The defendant is not off the hook and his trial will continue. Isa, however, did not limit his examination of the case to the non-retroactivity of criminal laws. He affirmed a broader principle of religious liberty, including the right to transmit one’s faith through appropriate means—and books.

Yet, Isa knows very well that there are laws in Pakistan explicitly targeting the Ahmadis and that the attitude of local police and courts is governed by politics rather than by law only. Isa’s affirmation of freedom of religion is a step in the right direction, but more is needed to align Pakistan with full-blown democracies where religious liberty is recognized to unpopular minorities as well.


Massimo Introvigne (born June 14, 1955 in Rome) is an Italian sociologist of religions. He is the founder and managing director of the Center for Studies on New Religions (CESNUR), an international network of scholars who study new religious movements. Introvigne is the author of some 70 books and more than 100 articles in the field of sociology of religion. He was the main author of the Enciclopedia delle religioni in Italia (Encyclopedia of Religions in Italy). He is a member of the editorial board for the Interdisciplinary Journal of Research on Religion and of the executive board of University of California Press’ Nova Religio.  From January 5 to December 31, 2011, he has served as the “Representative on combating racism, xenophobia and discrimination, with a special focus on discrimination against Christians and members of other religions” of the Organization for Security and Co-operation in Europe (OSCE). From 2012 to 2015 he served as chairperson of the Observatory of Religious Liberty, instituted by the Italian Ministry of Foreign Affairs in order to monitor problems of religious liberty on a worldwide scale.

Photo: Chief Justice Qazi Faez Isa. Credits.

HRWF Footnote

List of 14 Ahmadis in prison from HRWF Database: Links to their documented cases

AHMAD, Malik Usman

AHMAD, Malik Zaheer

AHMAD, Mansoor Tahir

AHMAD, Mukhtar

AHMAD, Rohan
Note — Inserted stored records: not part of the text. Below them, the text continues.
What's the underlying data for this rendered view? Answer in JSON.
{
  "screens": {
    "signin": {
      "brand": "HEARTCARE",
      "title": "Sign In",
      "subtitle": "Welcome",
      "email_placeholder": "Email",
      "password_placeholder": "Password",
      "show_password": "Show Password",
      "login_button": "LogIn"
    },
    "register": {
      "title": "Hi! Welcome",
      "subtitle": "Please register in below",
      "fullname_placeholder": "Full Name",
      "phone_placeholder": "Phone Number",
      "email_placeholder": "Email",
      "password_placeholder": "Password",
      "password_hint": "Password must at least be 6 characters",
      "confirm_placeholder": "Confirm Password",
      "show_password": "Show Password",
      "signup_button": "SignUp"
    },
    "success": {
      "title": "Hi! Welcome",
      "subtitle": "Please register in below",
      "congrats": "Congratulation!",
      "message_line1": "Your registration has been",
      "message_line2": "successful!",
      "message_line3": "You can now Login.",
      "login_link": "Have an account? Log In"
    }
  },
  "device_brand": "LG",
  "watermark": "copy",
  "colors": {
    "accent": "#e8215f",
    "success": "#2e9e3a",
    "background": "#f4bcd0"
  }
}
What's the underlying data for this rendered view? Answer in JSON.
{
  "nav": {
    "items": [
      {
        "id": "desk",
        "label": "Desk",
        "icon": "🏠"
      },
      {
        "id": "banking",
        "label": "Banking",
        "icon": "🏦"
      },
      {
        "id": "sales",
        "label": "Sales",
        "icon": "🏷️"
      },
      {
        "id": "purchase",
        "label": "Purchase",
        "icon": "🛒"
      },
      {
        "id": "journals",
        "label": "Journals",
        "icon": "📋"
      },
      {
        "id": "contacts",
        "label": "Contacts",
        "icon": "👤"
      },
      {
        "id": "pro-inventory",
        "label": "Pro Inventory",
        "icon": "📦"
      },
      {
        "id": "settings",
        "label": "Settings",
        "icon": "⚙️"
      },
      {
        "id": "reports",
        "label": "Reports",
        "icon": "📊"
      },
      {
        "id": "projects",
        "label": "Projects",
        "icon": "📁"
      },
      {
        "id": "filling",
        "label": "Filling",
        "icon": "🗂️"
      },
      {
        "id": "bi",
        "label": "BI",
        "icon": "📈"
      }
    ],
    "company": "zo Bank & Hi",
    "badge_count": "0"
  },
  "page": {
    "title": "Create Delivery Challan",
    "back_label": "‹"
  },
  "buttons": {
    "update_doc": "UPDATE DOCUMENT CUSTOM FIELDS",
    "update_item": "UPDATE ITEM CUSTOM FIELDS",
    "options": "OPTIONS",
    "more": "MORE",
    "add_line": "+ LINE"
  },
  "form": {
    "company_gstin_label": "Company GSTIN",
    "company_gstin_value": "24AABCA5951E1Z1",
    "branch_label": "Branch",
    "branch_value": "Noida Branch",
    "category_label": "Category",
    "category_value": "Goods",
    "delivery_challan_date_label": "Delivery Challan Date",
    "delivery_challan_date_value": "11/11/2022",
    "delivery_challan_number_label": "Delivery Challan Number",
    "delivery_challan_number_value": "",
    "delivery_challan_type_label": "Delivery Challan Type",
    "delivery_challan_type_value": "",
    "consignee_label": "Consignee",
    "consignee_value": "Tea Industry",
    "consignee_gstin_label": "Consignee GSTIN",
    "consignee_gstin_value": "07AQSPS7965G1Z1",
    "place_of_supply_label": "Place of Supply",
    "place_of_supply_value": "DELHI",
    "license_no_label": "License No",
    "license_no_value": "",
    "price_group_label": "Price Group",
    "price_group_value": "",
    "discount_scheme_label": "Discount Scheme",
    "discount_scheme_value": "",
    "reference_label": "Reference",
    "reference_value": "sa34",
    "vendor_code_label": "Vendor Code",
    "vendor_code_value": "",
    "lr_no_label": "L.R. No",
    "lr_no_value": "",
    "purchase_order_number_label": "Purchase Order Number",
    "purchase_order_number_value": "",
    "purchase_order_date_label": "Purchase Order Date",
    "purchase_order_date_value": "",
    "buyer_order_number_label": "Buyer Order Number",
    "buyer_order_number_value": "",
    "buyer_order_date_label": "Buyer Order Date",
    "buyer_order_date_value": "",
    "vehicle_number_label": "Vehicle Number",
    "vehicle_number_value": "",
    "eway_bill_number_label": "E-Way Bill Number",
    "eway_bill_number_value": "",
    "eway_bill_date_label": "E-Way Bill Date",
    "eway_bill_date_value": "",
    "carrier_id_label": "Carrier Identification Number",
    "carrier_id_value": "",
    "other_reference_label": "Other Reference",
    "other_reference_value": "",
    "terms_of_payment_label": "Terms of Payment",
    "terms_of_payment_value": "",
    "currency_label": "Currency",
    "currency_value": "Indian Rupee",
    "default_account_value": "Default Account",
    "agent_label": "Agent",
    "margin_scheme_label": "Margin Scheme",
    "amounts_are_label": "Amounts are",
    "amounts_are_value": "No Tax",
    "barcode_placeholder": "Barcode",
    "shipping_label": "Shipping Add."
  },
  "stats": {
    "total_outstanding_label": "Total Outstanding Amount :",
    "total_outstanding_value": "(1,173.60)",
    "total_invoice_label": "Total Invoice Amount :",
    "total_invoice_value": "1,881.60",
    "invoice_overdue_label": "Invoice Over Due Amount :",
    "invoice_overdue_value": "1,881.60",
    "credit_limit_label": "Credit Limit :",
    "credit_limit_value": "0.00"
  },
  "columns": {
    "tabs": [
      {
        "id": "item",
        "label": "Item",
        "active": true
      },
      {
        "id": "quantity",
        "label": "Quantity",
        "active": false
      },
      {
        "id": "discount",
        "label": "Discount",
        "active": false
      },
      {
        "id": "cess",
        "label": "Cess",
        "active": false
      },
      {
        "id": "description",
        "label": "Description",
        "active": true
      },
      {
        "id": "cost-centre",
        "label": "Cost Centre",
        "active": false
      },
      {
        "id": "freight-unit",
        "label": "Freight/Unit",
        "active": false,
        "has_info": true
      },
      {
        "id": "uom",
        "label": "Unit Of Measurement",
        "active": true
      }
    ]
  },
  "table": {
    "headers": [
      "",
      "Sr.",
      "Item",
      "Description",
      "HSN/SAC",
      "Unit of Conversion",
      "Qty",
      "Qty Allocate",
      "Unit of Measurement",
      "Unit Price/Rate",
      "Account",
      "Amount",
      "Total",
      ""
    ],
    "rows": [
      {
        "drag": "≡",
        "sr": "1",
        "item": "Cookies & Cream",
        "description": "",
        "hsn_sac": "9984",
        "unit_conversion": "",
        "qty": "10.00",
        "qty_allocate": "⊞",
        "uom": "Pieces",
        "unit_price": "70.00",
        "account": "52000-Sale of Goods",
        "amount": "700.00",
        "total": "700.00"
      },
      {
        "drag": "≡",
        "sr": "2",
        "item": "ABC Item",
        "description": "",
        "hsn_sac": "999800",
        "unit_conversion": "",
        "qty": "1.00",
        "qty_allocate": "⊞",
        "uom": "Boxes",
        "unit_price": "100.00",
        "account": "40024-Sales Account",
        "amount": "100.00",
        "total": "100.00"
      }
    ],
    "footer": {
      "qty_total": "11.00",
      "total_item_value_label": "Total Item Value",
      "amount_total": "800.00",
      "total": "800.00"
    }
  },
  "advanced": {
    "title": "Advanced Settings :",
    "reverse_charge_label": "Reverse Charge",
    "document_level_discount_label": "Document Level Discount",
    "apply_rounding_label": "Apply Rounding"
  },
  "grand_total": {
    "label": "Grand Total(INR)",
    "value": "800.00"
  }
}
AHMAD, Saeed

AHMAD, Shakeel

AHMAD, Shiraz

ALI, Zafar

HASHMI, Muhammad



SHEHZAD, Hafiz Tariq

WARIACH, Saeed Ahmad


Further reading about FORB in Pakistan on HRWF website